> **What is expected**:
Go through the records and show each line where the word "label" occurs.

[Component data from apps and pages]
--------------------------------

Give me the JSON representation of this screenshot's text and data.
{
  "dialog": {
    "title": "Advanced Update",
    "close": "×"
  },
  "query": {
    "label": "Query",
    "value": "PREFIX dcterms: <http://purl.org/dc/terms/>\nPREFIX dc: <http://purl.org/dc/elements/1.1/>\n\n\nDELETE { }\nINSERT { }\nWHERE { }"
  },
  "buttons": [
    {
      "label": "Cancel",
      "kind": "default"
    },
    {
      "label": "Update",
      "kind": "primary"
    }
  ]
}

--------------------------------

> **Written solution**:
    "label": "Query",
      "label": "Cancel",
      "label": "Update",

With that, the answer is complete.